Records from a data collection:
+-------+

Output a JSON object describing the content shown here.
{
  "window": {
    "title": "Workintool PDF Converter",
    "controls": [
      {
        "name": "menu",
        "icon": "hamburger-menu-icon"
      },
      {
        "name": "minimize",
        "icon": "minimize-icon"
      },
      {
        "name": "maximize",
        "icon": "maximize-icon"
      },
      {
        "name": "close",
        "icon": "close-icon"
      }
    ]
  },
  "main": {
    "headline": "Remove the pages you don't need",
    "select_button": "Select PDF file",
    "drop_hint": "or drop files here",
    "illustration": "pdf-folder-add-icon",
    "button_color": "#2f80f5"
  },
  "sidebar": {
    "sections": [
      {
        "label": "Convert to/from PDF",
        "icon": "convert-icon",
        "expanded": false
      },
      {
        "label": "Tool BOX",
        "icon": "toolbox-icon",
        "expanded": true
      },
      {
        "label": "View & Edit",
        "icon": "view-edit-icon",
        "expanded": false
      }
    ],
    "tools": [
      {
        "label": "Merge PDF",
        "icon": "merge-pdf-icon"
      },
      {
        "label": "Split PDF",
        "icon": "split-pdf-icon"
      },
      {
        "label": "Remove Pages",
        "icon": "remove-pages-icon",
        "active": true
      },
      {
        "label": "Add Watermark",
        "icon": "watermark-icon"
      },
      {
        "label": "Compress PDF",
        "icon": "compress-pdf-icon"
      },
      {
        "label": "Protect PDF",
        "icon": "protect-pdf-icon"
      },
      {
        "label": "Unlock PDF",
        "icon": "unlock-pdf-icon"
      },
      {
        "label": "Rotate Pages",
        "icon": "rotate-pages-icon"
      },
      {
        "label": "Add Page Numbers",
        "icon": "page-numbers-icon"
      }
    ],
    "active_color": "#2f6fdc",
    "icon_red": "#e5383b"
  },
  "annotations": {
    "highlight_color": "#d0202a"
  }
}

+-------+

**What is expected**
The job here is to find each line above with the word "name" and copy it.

**Answer space**
        "name": "menu",
        "name": "minimize",
        "name": "maximize",
        "name": "close",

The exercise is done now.